Thursday, February 24, 2011

Don't Wait Too Long to Go to that Special Place

     In an earlier blog where I mentioned the indigenous Indians who can still be visited in Panama, I described the Embara of Panama whom I visited on two separate occasions about six years apart. The most dramatic observation I noted during my travel to that area was the enormous change that had come to the relatively remote culture in such a short time. The Embara were half naked in their villages the first time I visited and were now much more fully clothed. The children were almost all attending school by the time of my second visit and were trekking home in school uniforms. The folks we saw at lunchtime were serving us instead of our bringing prepacked lunches on our first trip and sharing what we had with them. The main house of the village was more organized and the formality of the visit had increased significantly. More canoe loads of tourists dropped by also. The most important change to this smalll cultural group, however, was their dependence on outside visitors for income. The government had recently provided help for that purpose but, in exhange, they had prohibited the group from hunting animals in their habitat. The hunter-gatherers were now tourist show persons. I guess a group can't change much more than that. The neighboring group of island dwelling Indians I mentioned in the previous blog had long since been "touristized". They were managing their islands like businesses, charging $1.00 per photo and selling artifacts clearly made for visitors.

    I fully support cultural development and economic improvement customarily. Advancements in agriculture, medical care, self-government, technology, etc. are generally beneficial to the people of the world. But the traveler should be alert to the impact of such changes on the uniqueness and history of the places and people they wish to visit. The most enlightening and interesting aspects of Third World Travel are the differences in how people live in various places. We Third Worlders look to learn from others and how they have adapted to the challenges that life offers them in their environment. Most of the recent changes in those cultures have been the product of assimilation into a larger, more homogeneous culture and these, in turn, tend to weaken the singularity of the group that offers the traveler and the world a special experience. We know how languages are disappearing rapidly from the world's richness and history and the same is true about distinctive subgroups in remote areas.

    So, travelers, the moral of this tale is Do Not Wait for some Future Time.  So many of us put journeys to the Third World (or any place for that matter) in the back of our minds seeking a perfect time. Often that time is an anticipated retirement or some other life event that may make such travel more opportune. While we are waiting, however, the world is changing rapidly around us. New governments rise and induce conformity in many places, i.e., Afghanistan, Libya, Venezuela, Ethiopia, etc., where indigenous tribal life morphs into nationalism.  New technology introduces information  to isolated peoples about the rest of the world and lures the group into competition to match what they see. Much of Africa fits this category. The internet, in addition to its being a very valuable new tool for knowledge is also a powerful culture changer. Who among us does not want to see more representative government in Egypt or Somalia, Zimbabwe or Cambodia. At the same time, adventure seekers who want to learn about the world with its incredible cultural diversity better get moving. It is still a challenging and exciting undertaking but the prospects of such adventures diminish as small cultural groupings with their unique ways of being, talking, honoring traditions and believing reliable narratives, etc. disappear from the earth we live on. Get going, fellow travelers.
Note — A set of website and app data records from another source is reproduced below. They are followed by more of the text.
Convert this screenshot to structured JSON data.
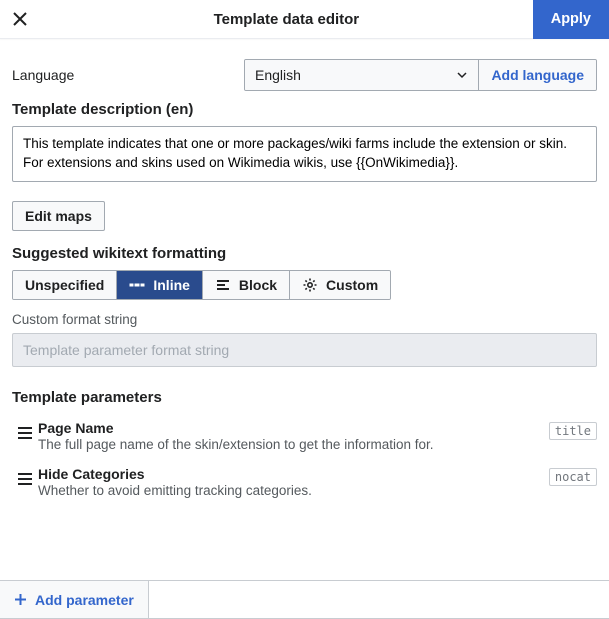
{
  "header": {
    "title": "Template data editor",
    "apply": "Apply"
  },
  "language": {
    "label": "Language",
    "selected": "English",
    "add": "Add language"
  },
  "description": {
    "heading": "Template description (en)",
    "value": "This template indicates that one or more packages/wiki farms include the extension or skin. For extensions and skins used on Wikimedia wikis, use {{OnWikimedia}}."
  },
  "edit_maps": "Edit maps",
  "formatting": {
    "heading": "Suggested wikitext formatting",
    "options": {
      "unspecified": "Unspecified",
      "inline": "Inline",
      "block": "Block",
      "custom": "Custom"
    },
    "custom_label": "Custom format string",
    "custom_placeholder": "Template parameter format string"
  },
  "parameters": {
    "heading": "Template parameters",
    "items": [
      {
        "name": "Page Name",
        "desc": "The full page name of the skin/extension to get the information for.",
        "key": "title"
      },
      {
        "name": "Hide Categories",
        "desc": "Whether to avoid emitting tracking categories.",
        "key": "nocat"
      }
    ]
  },
  "footer": {
    "add_parameter": "Add parameter"
  }
}
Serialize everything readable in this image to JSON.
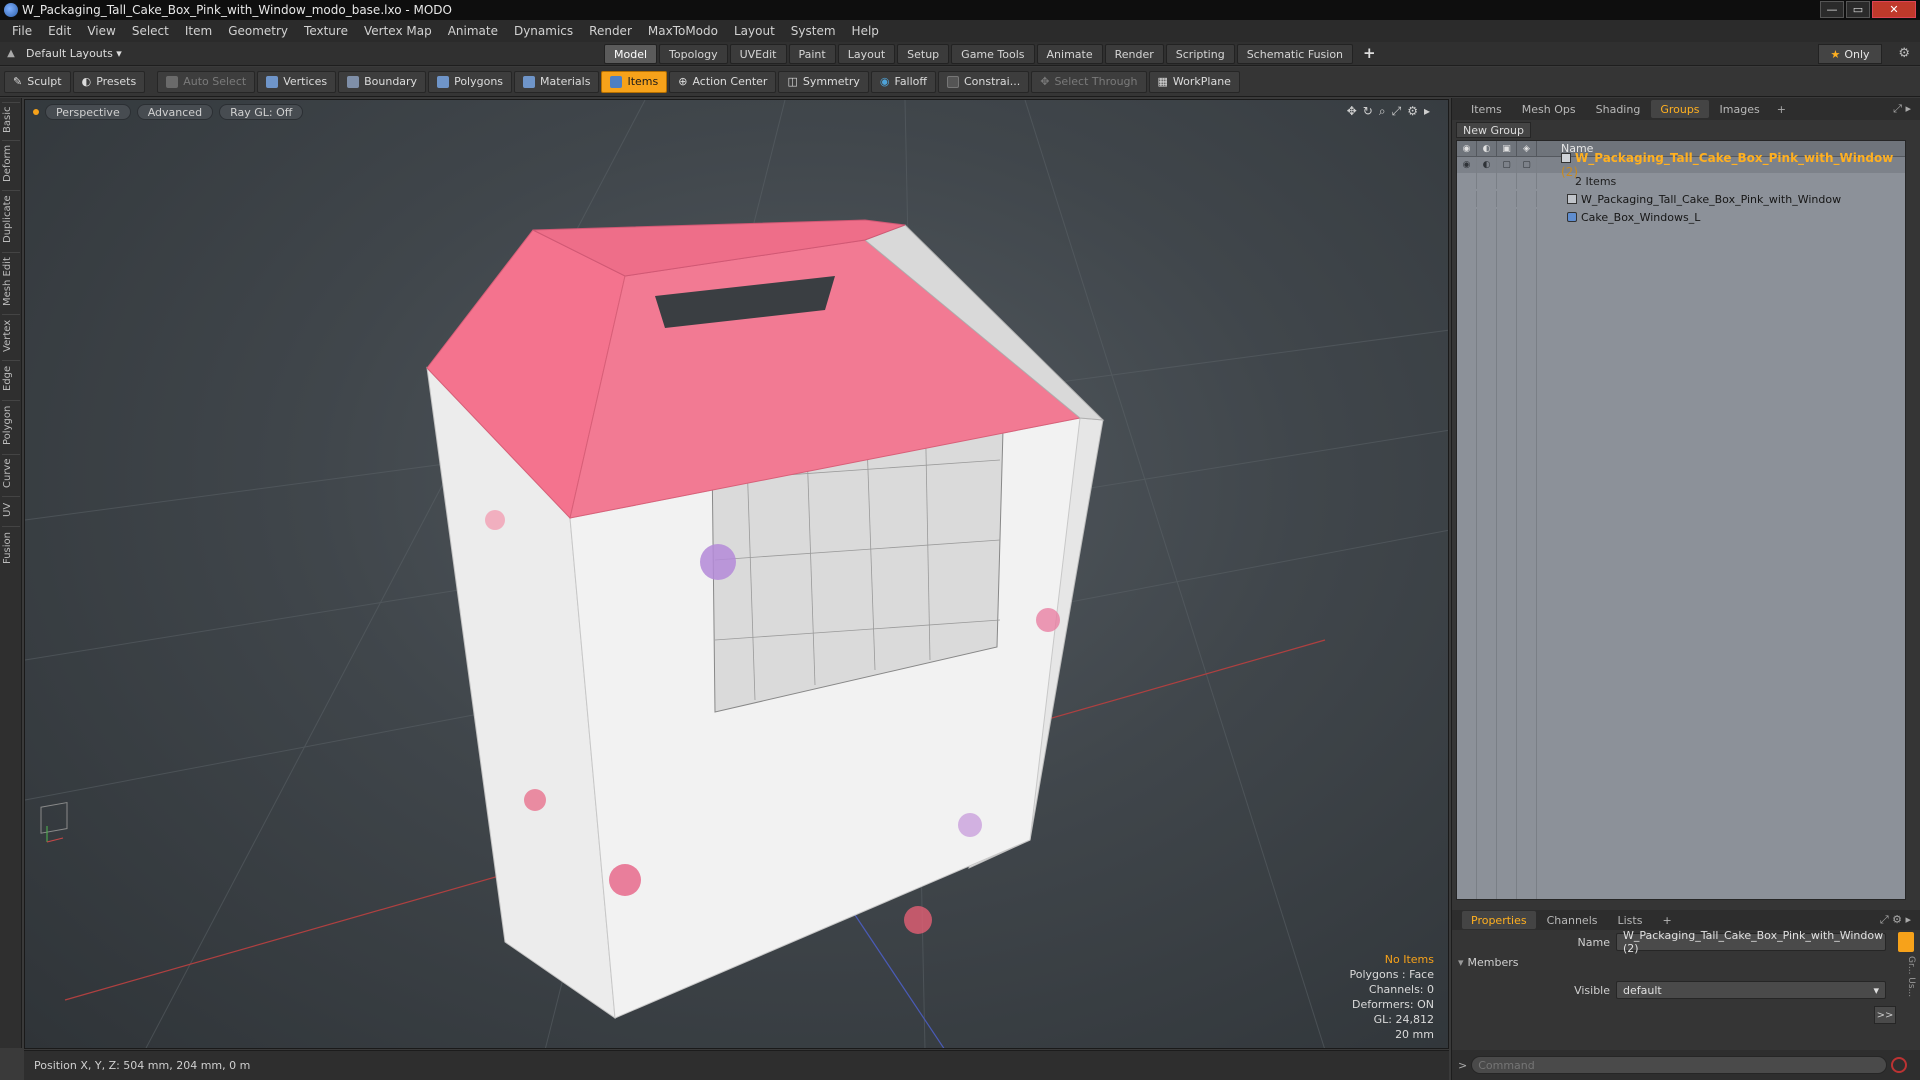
{
  "window": {
    "title": "W_Packaging_Tall_Cake_Box_Pink_with_Window_modo_base.lxo - MODO",
    "buttons": {
      "minimize": "—",
      "maximize": "▭",
      "close": "✕"
    }
  },
  "menu": [
    "File",
    "Edit",
    "View",
    "Select",
    "Item",
    "Geometry",
    "Texture",
    "Vertex Map",
    "Animate",
    "Dynamics",
    "Render",
    "MaxToModo",
    "Layout",
    "System",
    "Help"
  ],
  "layoutbar": {
    "layouts_label": "Default Layouts ▾",
    "tabs": [
      "Model",
      "Topology",
      "UVEdit",
      "Paint",
      "Layout",
      "Setup",
      "Game Tools",
      "Animate",
      "Render",
      "Scripting",
      "Schematic Fusion"
    ],
    "active_tab": "Model",
    "plus": "+",
    "only_label": "Only"
  },
  "toolbar": {
    "sculpt": "Sculpt",
    "presets": "Presets",
    "auto_select": "Auto Select",
    "vertices": "Vertices",
    "boundary": "Boundary",
    "polygons": "Polygons",
    "materials": "Materials",
    "items": "Items",
    "action_center": "Action Center",
    "symmetry": "Symmetry",
    "falloff": "Falloff",
    "constraints": "Constrai...",
    "select_through": "Select Through",
    "workplane": "WorkPlane"
  },
  "left_tabs": [
    "Basic",
    "Deform",
    "Duplicate",
    "Mesh Edit",
    "Vertex",
    "Edge",
    "Polygon",
    "Curve",
    "UV",
    "Fusion"
  ],
  "viewport": {
    "view_mode": "Perspective",
    "shading": "Advanced",
    "raygl": "Ray GL: Off",
    "info": {
      "no_items": "No Items",
      "polygons": "Polygons : Face",
      "channels": "Channels: 0",
      "deformers": "Deformers: ON",
      "gl": "GL: 24,812",
      "scale": "20 mm"
    }
  },
  "statusbar": {
    "position": "Position X, Y, Z:   504 mm, 204 mm, 0 m"
  },
  "rightpanel": {
    "tabs": [
      "Items",
      "Mesh Ops",
      "Shading",
      "Groups",
      "Images"
    ],
    "active_tab": "Groups",
    "new_group": "New Group",
    "list_header": "Name",
    "group": {
      "name": "W_Packaging_Tall_Cake_Box_Pink_with_Window",
      "count": "(2)"
    },
    "items_count": "2 Items",
    "members": [
      "W_Packaging_Tall_Cake_Box_Pink_with_Window",
      "Cake_Box_Windows_L"
    ]
  },
  "properties": {
    "tabs": [
      "Properties",
      "Channels",
      "Lists"
    ],
    "active_tab": "Properties",
    "name_label": "Name",
    "name_value": "W_Packaging_Tall_Cake_Box_Pink_with_Window (2)",
    "members_label": "Members",
    "visible_label": "Visible",
    "visible_value": "default",
    "arrow": ">>"
  },
  "command": {
    "placeholder": "Command",
    "prompt": ">"
  },
  "colors": {
    "accent": "#f7a21a",
    "pink": "#f4738e",
    "viewport_bg": "#40464b"
  }
}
Smile and Sadness, Lombok Island, Indonesia

1 comment:

Mark Benson said...

Very well said! One should not wait a long time before heading towards a desired destination for vacation purposes. Going for a cheap flight to Zimbabwe isn't a bad option at all as the situation in the country has been improved and still is being made better as time is passing by. The travel and tourism industry of Zimbabwe is doing a lot for the industry in the country.